Voices lift

In the decade from 1957, Aboriginal protest events attracted increasing media attention as public interest turned towards the injustices faced by First Nations people.[5]

Faith became the spokesperson on the referendum for the Federal Council for the Advancement of Aborigines and Torres Strait Islanders (FCAATSI). This organisation took up the charge on campaigns for equal pay, land rights and ending discrimination.[6]

Protests and rallies were held across Sydney in the lead up to and after Prime Minister Harold Holt’s announcement on 23 February 1967 that Australia would have a referendum for amendments to sections 51 (clause xxvi) and 127 of the Australian Constitution.[7] This included a rally at Wynyard Park two days before the referendum to raise awareness of voting ‘yes’.

For Ray Peckham, ‘Constitutional discrimination is a blot on our country and must be removed as a first step.’ [8]

Australia decides

On 27 May 1967, voting booths were erected across Sydney, including at Sydney Town Hall, where Faith, Pearl and Jessie had made the first move 10 years’ earlier.

Citizens cast their votes to ‘remove references in the Australian Constitution discriminating against First Australians, allowing Australian parliament to make laws in relation to First Australians and include First Australians in the national census.’[9] The result was an overwhelming ‘yes’ vote, with 90.77% of voters in favour of the ‘Constitution Alteration (Aboriginals) 1967’. It was the highest ‘yes’ vote ever recorded in a federal referendum and was a cause to celebrate.

Reconciliation action goes on

The 1967 Referendum is regarded as a catalyst for mobilising the federal government on Indigenous affairs.[10] It was a positive step in the ability to address the impacts on Aboriginal and Torres Strait islander peoples created by discriminatory laws and policies.

Great strides have been made in recognition and reconciliation since, though we still have a long way to go. The AAF and FCAATSI no longer exist, but the fight for recognition continues, as does the call for the federal government to introduce legislation to support a referendum for a constitutionally-enshrined voice to parliament.[11]

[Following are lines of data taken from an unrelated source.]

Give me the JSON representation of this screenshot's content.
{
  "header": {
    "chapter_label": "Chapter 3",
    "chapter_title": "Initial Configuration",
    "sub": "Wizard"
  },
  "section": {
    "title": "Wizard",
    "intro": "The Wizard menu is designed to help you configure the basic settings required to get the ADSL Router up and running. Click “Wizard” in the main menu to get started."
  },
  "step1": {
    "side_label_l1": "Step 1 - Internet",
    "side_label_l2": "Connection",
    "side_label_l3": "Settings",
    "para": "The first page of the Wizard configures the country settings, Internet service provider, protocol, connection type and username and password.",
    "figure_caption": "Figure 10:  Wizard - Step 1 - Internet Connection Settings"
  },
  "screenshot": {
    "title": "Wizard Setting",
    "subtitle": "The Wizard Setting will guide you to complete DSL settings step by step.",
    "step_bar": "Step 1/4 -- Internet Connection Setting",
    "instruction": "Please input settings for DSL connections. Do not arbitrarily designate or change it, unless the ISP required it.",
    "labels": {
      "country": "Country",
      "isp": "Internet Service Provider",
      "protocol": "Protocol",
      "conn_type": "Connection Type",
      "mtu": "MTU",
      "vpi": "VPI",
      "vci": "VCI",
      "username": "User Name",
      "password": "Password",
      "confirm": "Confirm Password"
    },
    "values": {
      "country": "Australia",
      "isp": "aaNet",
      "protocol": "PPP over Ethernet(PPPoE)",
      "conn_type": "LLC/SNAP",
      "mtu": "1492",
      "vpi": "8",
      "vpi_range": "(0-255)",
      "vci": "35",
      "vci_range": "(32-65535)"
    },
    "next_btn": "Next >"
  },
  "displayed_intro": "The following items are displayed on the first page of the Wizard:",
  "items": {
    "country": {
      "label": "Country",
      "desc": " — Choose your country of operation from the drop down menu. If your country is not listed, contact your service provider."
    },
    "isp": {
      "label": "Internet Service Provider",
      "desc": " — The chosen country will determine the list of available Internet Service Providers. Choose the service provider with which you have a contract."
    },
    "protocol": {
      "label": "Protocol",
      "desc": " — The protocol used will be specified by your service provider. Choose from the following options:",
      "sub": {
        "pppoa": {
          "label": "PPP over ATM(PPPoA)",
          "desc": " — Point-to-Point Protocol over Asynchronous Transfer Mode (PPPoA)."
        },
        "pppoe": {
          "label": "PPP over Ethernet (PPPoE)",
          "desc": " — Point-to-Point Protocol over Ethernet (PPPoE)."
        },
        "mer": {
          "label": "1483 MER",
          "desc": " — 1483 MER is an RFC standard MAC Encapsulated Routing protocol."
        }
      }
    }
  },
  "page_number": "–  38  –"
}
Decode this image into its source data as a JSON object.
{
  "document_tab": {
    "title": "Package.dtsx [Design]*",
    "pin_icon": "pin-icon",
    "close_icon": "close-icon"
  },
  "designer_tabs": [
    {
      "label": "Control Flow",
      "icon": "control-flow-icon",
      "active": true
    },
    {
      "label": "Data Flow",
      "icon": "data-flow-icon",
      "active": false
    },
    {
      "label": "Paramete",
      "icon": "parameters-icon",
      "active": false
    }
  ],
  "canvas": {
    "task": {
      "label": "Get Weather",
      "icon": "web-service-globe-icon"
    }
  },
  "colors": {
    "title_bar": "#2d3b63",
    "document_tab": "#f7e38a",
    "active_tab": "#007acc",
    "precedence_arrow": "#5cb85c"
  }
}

About the author

Danika Davis is an Aboriginal writer based on Ngunnawal Country (Canberra). She directs Neat Copy; a copywriting and editing business specialising in content for First Nations organisations and audiences.


[1] Pollock, Zoe 2008, Aboriginal-Australian Fellowship, http://dictionaryofsydney.org/entry/aboriginal_australian_fellowship, viewed 23 May 2022

[2] Gilbert, Stephanie 2005, ‘Never forgotten’: Pearl Gibbs (Gambanyi) in Uncommon Ground: White women in Aboriginal history, Aboriginal Studies Press, pp. 107–126

[3] Faith Bandler – Activist, https://dl.nfsa.gov.au/module/1024, viewed 13 May 2022

[4] Buchanan, Kelly 2017, Australia’s 1967 Constitutional Referendum Related to Indigenous People: The Women Who Campaigned for “Yes”, viewed 13 May 2022

[5] The 1967 Referendum., https://aiatsis.gov.au/explore/1967-referendum#toc-campaigning-for-change, viewed 13 May 2022

[6] Aboriginal Organisations in Sydney, https://www.sydneybarani.com.au/sites/aboriginal-organisations-in-sydney, viewed 25 May 2022

[7] The Campaign, https://www.nla.gov.au/research-guides/the-1967-referendum/the-campaign, viewed 13 May 2022

[8] Briggs, Ronald 2017, Commemorating the 50th anniversary of the 1967 Referendum on Aboriginal Rights, viewed 13 May 2022

[9] ‘Statement showing result of Referendum upon proposed law to alter the Constitution with respect to Aboriginals’, Commonwealth of Australia Gazette, 26 June 1967, Issue No. 55, p. 3403, https://trove.nla.gov.au/newspaper/article/241040752

[10] Taylor, Russell 2017, Indigenous Constitutional Recognition: The 1967 Referendum and Today, viewed 13 May 2022

[11] Reconciliation: 2022 Federal Election, https://www.reconciliation.org.au/our-work/reconciliation-2022-federal-election, viewed 13 May 2022